AIM OF THE EXERCISE:
Each record below should be written out again exactly.

Website and app data records:

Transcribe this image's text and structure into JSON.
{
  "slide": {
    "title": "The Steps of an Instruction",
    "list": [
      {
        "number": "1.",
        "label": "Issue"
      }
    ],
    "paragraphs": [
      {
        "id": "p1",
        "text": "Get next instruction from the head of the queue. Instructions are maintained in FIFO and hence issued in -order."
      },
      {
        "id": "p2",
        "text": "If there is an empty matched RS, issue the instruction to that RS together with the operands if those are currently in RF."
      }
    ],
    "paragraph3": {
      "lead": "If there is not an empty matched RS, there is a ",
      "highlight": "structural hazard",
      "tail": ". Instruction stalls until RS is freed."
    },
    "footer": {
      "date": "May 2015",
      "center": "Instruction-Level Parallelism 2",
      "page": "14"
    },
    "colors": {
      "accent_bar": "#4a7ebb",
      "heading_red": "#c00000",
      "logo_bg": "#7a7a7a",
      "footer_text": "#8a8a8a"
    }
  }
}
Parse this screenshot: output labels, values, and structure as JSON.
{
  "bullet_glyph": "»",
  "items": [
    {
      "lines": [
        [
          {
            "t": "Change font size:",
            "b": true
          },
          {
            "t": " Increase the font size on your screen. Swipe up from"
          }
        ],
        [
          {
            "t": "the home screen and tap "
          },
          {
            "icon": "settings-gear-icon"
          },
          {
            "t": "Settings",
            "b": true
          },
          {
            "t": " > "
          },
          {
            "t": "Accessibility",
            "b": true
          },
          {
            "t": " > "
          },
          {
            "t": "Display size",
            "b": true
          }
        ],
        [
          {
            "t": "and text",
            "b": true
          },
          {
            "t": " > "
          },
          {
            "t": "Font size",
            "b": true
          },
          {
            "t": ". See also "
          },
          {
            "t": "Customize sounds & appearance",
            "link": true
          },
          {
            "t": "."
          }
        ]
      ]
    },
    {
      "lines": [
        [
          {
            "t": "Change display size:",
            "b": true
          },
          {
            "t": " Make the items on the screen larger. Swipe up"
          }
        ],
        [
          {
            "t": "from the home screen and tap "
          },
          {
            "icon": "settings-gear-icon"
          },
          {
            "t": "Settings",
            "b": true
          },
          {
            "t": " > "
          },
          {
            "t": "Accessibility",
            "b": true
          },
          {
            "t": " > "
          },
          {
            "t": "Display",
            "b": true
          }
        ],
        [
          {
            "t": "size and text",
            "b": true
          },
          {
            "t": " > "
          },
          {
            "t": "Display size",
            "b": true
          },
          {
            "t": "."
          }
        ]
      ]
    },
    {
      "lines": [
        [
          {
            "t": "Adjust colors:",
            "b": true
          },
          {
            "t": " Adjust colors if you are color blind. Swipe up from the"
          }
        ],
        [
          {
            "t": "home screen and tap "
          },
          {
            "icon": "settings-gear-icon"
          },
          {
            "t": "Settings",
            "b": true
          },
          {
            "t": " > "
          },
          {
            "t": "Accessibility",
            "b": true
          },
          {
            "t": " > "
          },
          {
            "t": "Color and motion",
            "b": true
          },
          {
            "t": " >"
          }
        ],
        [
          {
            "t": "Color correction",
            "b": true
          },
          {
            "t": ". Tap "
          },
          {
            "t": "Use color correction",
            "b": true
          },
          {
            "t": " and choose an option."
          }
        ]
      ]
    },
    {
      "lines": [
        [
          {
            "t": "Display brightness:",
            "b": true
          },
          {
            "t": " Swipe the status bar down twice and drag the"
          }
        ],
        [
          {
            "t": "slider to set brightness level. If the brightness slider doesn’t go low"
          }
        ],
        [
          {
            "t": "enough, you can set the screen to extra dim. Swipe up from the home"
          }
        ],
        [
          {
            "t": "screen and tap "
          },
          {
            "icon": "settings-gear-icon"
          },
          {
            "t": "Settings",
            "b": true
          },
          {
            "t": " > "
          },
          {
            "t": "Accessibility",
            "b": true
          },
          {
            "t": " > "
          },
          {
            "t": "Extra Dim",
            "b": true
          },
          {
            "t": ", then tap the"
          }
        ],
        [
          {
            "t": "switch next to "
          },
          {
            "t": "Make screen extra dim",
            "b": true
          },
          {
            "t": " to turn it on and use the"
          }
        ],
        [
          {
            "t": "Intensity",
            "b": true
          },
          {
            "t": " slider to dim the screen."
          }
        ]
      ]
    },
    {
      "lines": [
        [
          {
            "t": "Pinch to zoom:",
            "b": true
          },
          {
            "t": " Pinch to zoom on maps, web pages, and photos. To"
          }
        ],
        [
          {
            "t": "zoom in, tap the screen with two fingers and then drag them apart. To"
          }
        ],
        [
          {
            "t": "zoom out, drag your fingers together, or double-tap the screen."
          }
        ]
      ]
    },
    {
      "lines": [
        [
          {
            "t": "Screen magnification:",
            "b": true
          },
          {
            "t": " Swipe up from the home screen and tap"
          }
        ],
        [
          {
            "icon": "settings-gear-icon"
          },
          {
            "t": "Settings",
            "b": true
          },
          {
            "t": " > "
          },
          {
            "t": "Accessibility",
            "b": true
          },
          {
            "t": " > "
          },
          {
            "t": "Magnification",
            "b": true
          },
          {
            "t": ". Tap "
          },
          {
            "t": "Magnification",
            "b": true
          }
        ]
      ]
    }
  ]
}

RESULT OF THE EXERCISE:
Transcribe this image's text and structure into JSON.
{
  "slide": {
    "title": "The Steps of an Instruction",
    "list": [
      {
        "number": "1.",
        "label": "Issue"
      }
    ],
    "paragraphs": [
      {
        "id": "p1",
        "text": "Get next instruction from the head of the queue. Instructions are maintained in FIFO and hence issued in -order."
      },
      {
        "id": "p2",
        "text": "If there is an empty matched RS, issue the instruction to that RS together with the operands if those are currently in RF."
      }
    ],
    "paragraph3": {
      "lead": "If there is not an empty matched RS, there is a ",
      "highlight": "structural hazard",
      "tail": ". Instruction stalls until RS is freed."
    },
    "footer": {
      "date": "May 2015",
      "center": "Instruction-Level Parallelism 2",
      "page": "14"
    },
    "colors": {
      "accent_bar": "#4a7ebb",
      "heading_red": "#c00000",
      "logo_bg": "#7a7a7a",
      "footer_text": "#8a8a8a"
    }
  }
}
Parse this screenshot: output labels, values, and structure as JSON.
{
  "bullet_glyph": "»",
  "items": [
    {
      "lines": [
        [
          {
            "t": "Change font size:",
            "b": true
          },
          {
            "t": " Increase the font size on your screen. Swipe up from"
          }
        ],
        [
          {
            "t": "the home screen and tap "
          },
          {
            "icon": "settings-gear-icon"
          },
          {
            "t": "Settings",
            "b": true
          },
          {
            "t": " > "
          },
          {
            "t": "Accessibility",
            "b": true
          },
          {
            "t": " > "
          },
          {
            "t": "Display size",
            "b": true
          }
        ],
        [
          {
            "t": "and text",
            "b": true
          },
          {
            "t": " > "
          },
          {
            "t": "Font size",
            "b": true
          },
          {
            "t": ". See also "
          },
          {
            "t": "Customize sounds & appearance",
            "link": true
          },
          {
            "t": "."
          }
        ]
      ]
    },
    {
      "lines": [
        [
          {
            "t": "Change display size:",
            "b": true
          },
          {
            "t": " Make the items on the screen larger. Swipe up"
          }
        ],
        [
          {
            "t": "from the home screen and tap "
          },
          {
            "icon": "settings-gear-icon"
          },
          {
            "t": "Settings",
            "b": true
          },
          {
            "t": " > "
          },
          {
            "t": "Accessibility",
            "b": true
          },
          {
            "t": " > "
          },
          {
            "t": "Display",
            "b": true
          }
        ],
        [
          {
            "t": "size and text",
            "b": true
          },
          {
            "t": " > "
          },
          {
            "t": "Display size",
            "b": true
          },
          {
            "t": "."
          }
        ]
      ]
    },
    {
      "lines": [
        [
          {
            "t": "Adjust colors:",
            "b": true
          },
          {
            "t": " Adjust colors if you are color blind. Swipe up from the"
          }
        ],
        [
          {
            "t": "home screen and tap "
          },
          {
            "icon": "settings-gear-icon"
          },
          {
            "t": "Settings",
            "b": true
          },
          {
            "t": " > "
          },
          {
            "t": "Accessibility",
            "b": true
          },
          {
            "t": " > "
          },
          {
            "t": "Color and motion",
            "b": true
          },
          {
            "t": " >"
          }
        ],
        [
          {
            "t": "Color correction",
            "b": true
          },
          {
            "t": ". Tap "
          },
          {
            "t": "Use color correction",
            "b": true
          },
          {
            "t": " and choose an option."
          }
        ]
      ]
    },
    {
      "lines": [
        [
          {
            "t": "Display brightness:",
            "b": true
          },
          {
            "t": " Swipe the status bar down twice and drag the"
          }
        ],
        [
          {
            "t": "slider to set brightness level. If the brightness slider doesn’t go low"
          }
        ],
        [
          {
            "t": "enough, you can set the screen to extra dim. Swipe up from the home"
          }
        ],
        [
          {
            "t": "screen and tap "
          },
          {
            "icon": "settings-gear-icon"
          },
          {
            "t": "Settings",
            "b": true
          },
          {
            "t": " > "
          },
          {
            "t": "Accessibility",
            "b": true
          },
          {
            "t": " > "
          },
          {
            "t": "Extra Dim",
            "b": true
          },
          {
            "t": ", then tap the"
          }
        ],
        [
          {
            "t": "switch next to "
          },
          {
            "t": "Make screen extra dim",
            "b": true
          },
          {
            "t": " to turn it on and use the"
          }
        ],
        [
          {
            "t": "Intensity",
            "b": true
          },
          {
            "t": " slider to dim the screen."
          }
        ]
      ]
    },
    {
      "lines": [
        [
          {
            "t": "Pinch to zoom:",
            "b": true
          },
          {
            "t": " Pinch to zoom on maps, web pages, and photos. To"
          }
        ],
        [
          {
            "t": "zoom in, tap the screen with two fingers and then drag them apart. To"
          }
        ],
        [
          {
            "t": "zoom out, drag your fingers together, or double-tap the screen."
          }
        ]
      ]
    },
    {
      "lines": [
        [
          {
            "t": "Screen magnification:",
            "b": true
          },
          {
            "t": " Swipe up from the home screen and tap"
          }
        ],
        [
          {
            "icon": "settings-gear-icon"
          },
          {
            "t": "Settings",
            "b": true
          },
          {
            "t": " > "
          },
          {
            "t": "Accessibility",
            "b": true
          },
          {
            "t": " > "
          },
          {
            "t": "Magnification",
            "b": true
          },
          {
            "t": ". Tap "
          },
          {
            "t": "Magnification",
            "b": true
          }
        ]
      ]
    }
  ]
}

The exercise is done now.